It's draft week, which means it's time to preview another name that's been connected to the Mariners. There will be an open thread for the MLB Network televised portion of the draft on Thursday, and then open threads on Friday and Saturday. We'll also be writing up everyone the Mariners draft in the early rounds, and maybe we can even force Kyle out of retirement for another Blogger's Scouting Report.

Michael Conforto, OF, Oregon State

Keith Law mocked Conforto to the Mariners a few weeks ago, but even he conceded that it was a tough call, given how secretive the Mariners are in regards to their draft process and everything else. Nobody seems to know where the Mariners sit at #6, other than a slight feeling that they might pull the trigger on Alex Jackson if he falls to them at #6, which most think he won't.

Conforto, a local product from Redmond High School, would join fellow Oregon State Beavers Cole Gillespie and Stefen Romero in the Mariners organization. Conforto, left-handed, stands 6'1'' and 211 lbs. He's carrying a massive .351/.506/.557 line this year, drawing an impressive 51 walks compared to just 34 strikeouts.

Turning once again to Chris Crawford for a breakdown (you can buy his excellent draft preview here), it's all good on offense and mostly bad on defense.

There's no doubting Conforto's offensive ability, with above-average power from the left side and a solid approach at the plate, but a severe lack of defensive value hurts his value considerably.

At the plate, Conforto has average bat speed but rotates his hips well and gets his hands moving quickly, and has plus power to the pull side.
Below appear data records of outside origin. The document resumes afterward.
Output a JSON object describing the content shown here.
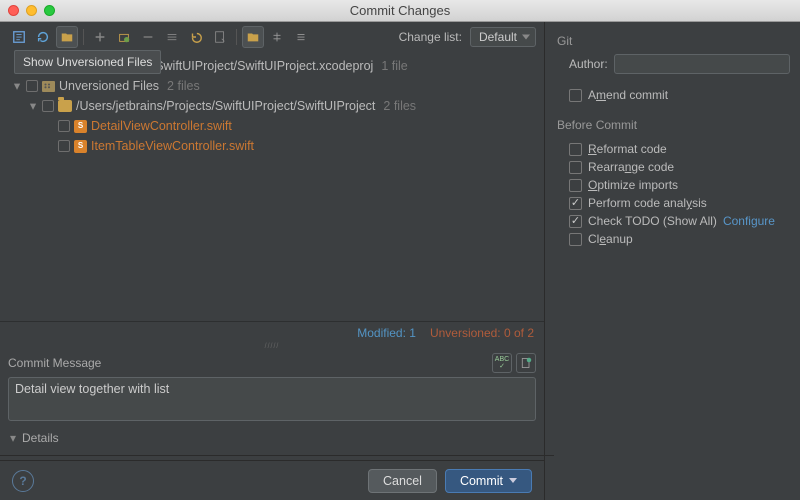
{
  "window": {
    "title": "Commit Changes"
  },
  "toolbar": {
    "tooltip": "Show Unversioned Files",
    "change_list_label": "Change list:",
    "change_list_value": "Default"
  },
  "tree": {
    "root_path": "rains/Projects/SwiftUIProject/SwiftUIProject.xcodeproj",
    "root_count": "1 file",
    "unversioned_label": "Unversioned Files",
    "unversioned_count": "2 files",
    "folder_path": "/Users/jetbrains/Projects/SwiftUIProject/SwiftUIProject",
    "folder_count": "2 files",
    "files": [
      {
        "name": "DetailViewController.swift"
      },
      {
        "name": "ItemTableViewController.swift"
      }
    ]
  },
  "status": {
    "modified": "Modified: 1",
    "unversioned": "Unversioned: 0 of 2"
  },
  "commit_message": {
    "header": "Commit Message",
    "text": "Detail view together with list"
  },
  "details": {
    "label": "Details"
  },
  "git": {
    "section": "Git",
    "author_label": "Author:",
    "amend": "Amend commit",
    "amend_u": "m"
  },
  "before": {
    "section": "Before Commit",
    "reformat": "Reformat code",
    "reformat_u": "R",
    "rearrange": "Rearrange code",
    "rearrange_u": "n",
    "optimize": "Optimize imports",
    "optimize_u": "O",
    "analysis": "Perform code analysis",
    "analysis_u": "y",
    "todo": "Check TODO (Show All)",
    "configure": "Configure",
    "cleanup": "Cleanup",
    "cleanup_u": "e"
  },
  "buttons": {
    "cancel": "Cancel",
    "commit": "Commit"
  },
  "icons": {
    "spell": "ABC"
  }
}
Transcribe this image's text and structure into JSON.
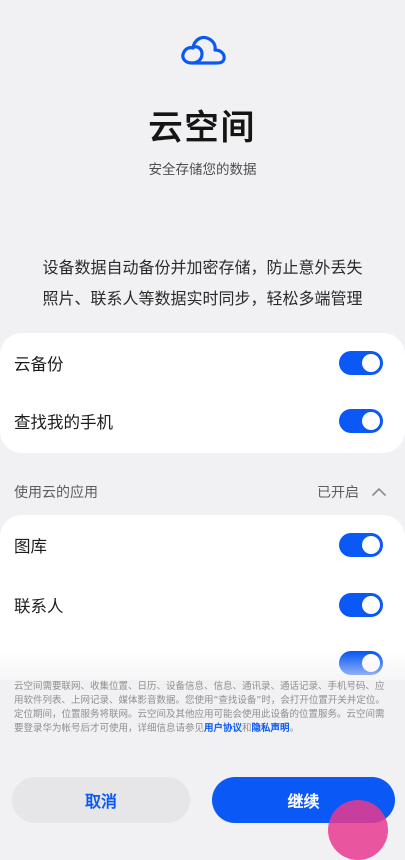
{
  "header": {
    "icon": "cloud-icon",
    "title": "云空间",
    "subtitle": "安全存储您的数据"
  },
  "description": {
    "line1": "设备数据自动备份并加密存储，防止意外丢失",
    "line2": "照片、联系人等数据实时同步，轻松多端管理"
  },
  "main_settings": [
    {
      "label": "云备份",
      "enabled": true
    },
    {
      "label": "查找我的手机",
      "enabled": true
    }
  ],
  "apps_section": {
    "title": "使用云的应用",
    "status": "已开启",
    "expand_icon": "chevron-up-icon",
    "items": [
      {
        "label": "图库",
        "enabled": true
      },
      {
        "label": "联系人",
        "enabled": true
      }
    ]
  },
  "notice": {
    "text": "云空间需要联网、收集位置、日历、设备信息、信息、通讯录、通话记录、手机号码、应用软件列表、上网记录、媒体影音数据。您使用“查找设备”时，会打开位置开关并定位。定位期间，位置服务将联网。云空间及其他应用可能会使用此设备的位置服务。云空间需要登录华为帐号后才可使用，详细信息请参见",
    "link1": "用户协议",
    "connector": "和",
    "link2": "隐私声明",
    "end": "。"
  },
  "buttons": {
    "cancel": "取消",
    "continue": "继续"
  },
  "colors": {
    "accent": "#0a59f7",
    "background": "#f1f1f3",
    "card": "#ffffff"
  }
}
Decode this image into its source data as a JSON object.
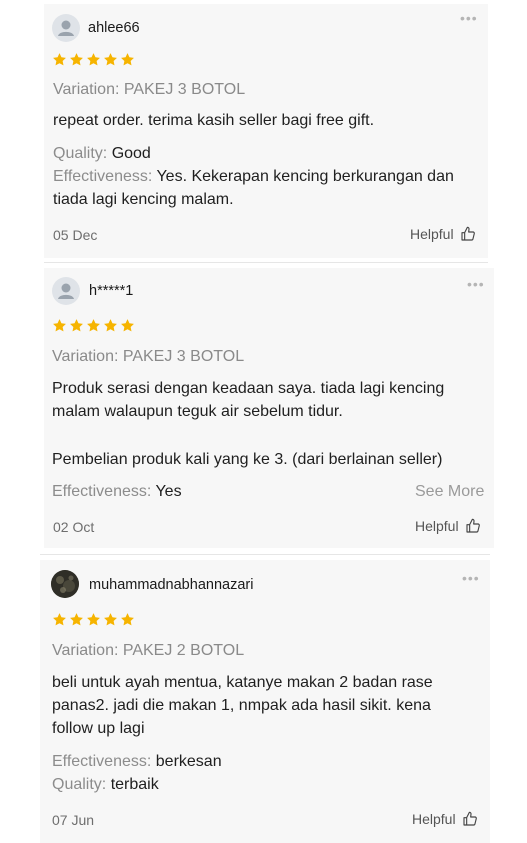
{
  "colors": {
    "star": "#f6b400",
    "label": "#8c8c8c"
  },
  "reviews": [
    {
      "username": "ahlee66",
      "rating": 5,
      "variation": "Variation: PAKEJ 3 BOTOL",
      "comment": "repeat order. terima kasih seller bagi free gift.",
      "quality_label": "Quality: ",
      "quality_value": "Good",
      "effectiveness_label": "Effectiveness: ",
      "effectiveness_line1": "Yes. Kekerapan kencing berkurangan dan",
      "effectiveness_line2": "tiada lagi kencing malam.",
      "date": "05 Dec",
      "helpful": "Helpful"
    },
    {
      "username": "h*****1",
      "rating": 5,
      "variation": "Variation: PAKEJ 3 BOTOL",
      "comment_line1": "Produk serasi dengan keadaan saya. tiada lagi kencing",
      "comment_line2": "malam walaupun teguk air sebelum tidur.",
      "comment_line3": "Pembelian produk kali yang ke 3. (dari berlainan seller)",
      "effectiveness_label": "Effectiveness: ",
      "effectiveness_value": "Yes",
      "see_more": "See More",
      "date": "02 Oct",
      "helpful": "Helpful"
    },
    {
      "username": "muhammadnabhannazari",
      "rating": 5,
      "variation": "Variation: PAKEJ 2 BOTOL",
      "comment_line1": "beli untuk ayah mentua, katanye makan 2 badan rase",
      "comment_line2": "panas2. jadi die makan 1, nmpak ada hasil sikit. kena",
      "comment_line3": "follow up lagi",
      "effectiveness_label": "Effectiveness: ",
      "effectiveness_value": "berkesan",
      "quality_label": "Quality: ",
      "quality_value": "terbaik",
      "date": "07 Jun",
      "helpful": "Helpful"
    }
  ],
  "icons": {
    "more": "more-dots-icon",
    "helpful": "thumbs-up-icon",
    "avatar": "user-avatar-icon",
    "star": "star-icon"
  }
}
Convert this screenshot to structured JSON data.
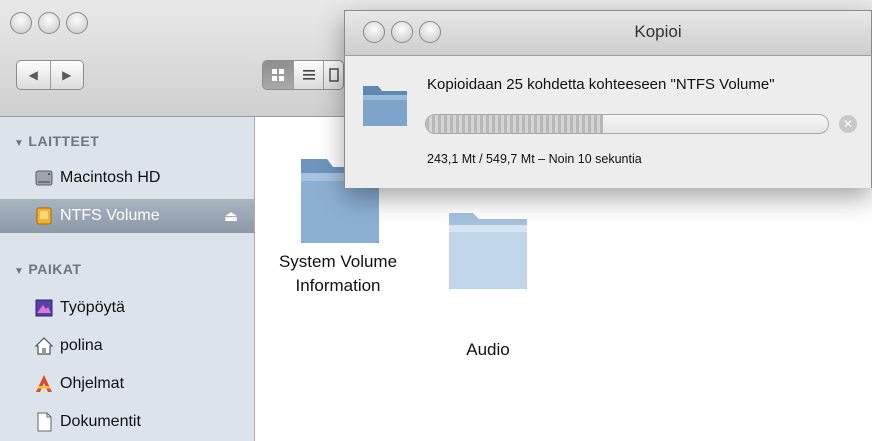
{
  "finder": {
    "nav": {
      "back_icon": "◀",
      "forward_icon": "▶"
    },
    "view_buttons": [
      "icon-view",
      "list-view",
      "column-view"
    ],
    "sidebar": {
      "sections": [
        {
          "title": "LAITTEET",
          "items": [
            "Macintosh HD",
            "NTFS Volume"
          ]
        },
        {
          "title": "PAIKAT",
          "items": [
            "Työpöytä",
            "polina",
            "Ohjelmat",
            "Dokumentit"
          ]
        }
      ],
      "selected": "NTFS Volume"
    },
    "content": {
      "items": [
        {
          "label_line1": "System Volume",
          "label_line2": "Information"
        },
        {
          "label_line1": "Audio",
          "label_line2": ""
        }
      ]
    }
  },
  "dialog": {
    "title": "Kopioi",
    "message": "Kopioidaan 25 kohdetta kohteeseen \"NTFS Volume\"",
    "status": "243,1 Mt / 549,7 Mt – Noin 10 sekuntia",
    "progress": 0.44
  },
  "colors": {
    "sidebar_bg": "#dde3ea",
    "selection": "#8d99a7",
    "folder_blue": "#7ea4c9"
  }
}
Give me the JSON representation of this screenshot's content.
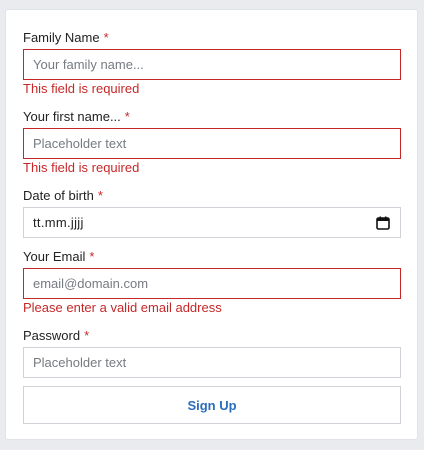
{
  "form": {
    "family_name": {
      "label": "Family Name",
      "required_mark": "*",
      "placeholder": "Your family name...",
      "error": "This field is required"
    },
    "first_name": {
      "label": "Your first name...",
      "required_mark": "*",
      "placeholder": "Placeholder text",
      "error": "This field is required"
    },
    "date_of_birth": {
      "label": "Date of birth",
      "required_mark": "*",
      "value": "tt.mm.jjjj",
      "icon": "calendar-icon"
    },
    "email": {
      "label": "Your Email",
      "required_mark": "*",
      "placeholder": "email@domain.com",
      "error": "Please enter a valid email address"
    },
    "password": {
      "label": "Password",
      "required_mark": "*",
      "placeholder": "Placeholder text"
    },
    "submit_label": "Sign Up"
  },
  "colors": {
    "error": "#c62828",
    "accent": "#2a6ebb",
    "border": "#cfd3d8",
    "background": "#e9ebee"
  }
}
He works counts well and is willing to go the other way when necessary, and patience shouldn't be an issue at the plate. He's a well below-average runner, however, and adds little value on the bases.

Defensively, however, Conforto is a bit of a mess. He doesn't get good jumps on the ball in the outfield, and when he does get to the ball he has a poor throwing arm that runners can take extra bases on. He more than likely is going to end up at first base, though it's unlikely he'll be anything more than average there, and the bat doesn't play as well.

Here's some video from on Conforto's future MLB prospects, as well as a look at his swing.

A power-hitting corner outfielder with mediocre to bad defensive abilities? Why aren't more people mocking Conforto to the Mariners?

Reading scouting reports on Conforto results in a lot of negative commentary, as many spend more time poking at his defensive ability and murky future position than praising his offensive upside, which is still quite good. Reports on him vary from solid starter to potential platoon bat, the latter of which seems fairly ridiculous for a player considered by many to be the best college bat available. Conforto is hardly five-tool, but his power/patience combo is highly intriguing, and he'd certainly fit within a Mariners organization that's largely devoid of quality outfield prospects. Conforto looks like he has the possible makings of a .280/.380/.450 hitter, legit enough to merit an early first-round pick, but at #6? He's probably a lot safer than somebody like Alex Jackson, but the upside isn't there.

It's the constant battle between something known and lesser versus something lesser but possibly greater. Jack Zduriencik might not have a ton of rope at this point, and there's been a reasonable amount of skepticism from myself and others that he may choose a fast-tracked player with the #6 pick than dive into the high school pool. He'll have his choice of college arms, but if he wants a college bat, Conforto would make a lot of sense.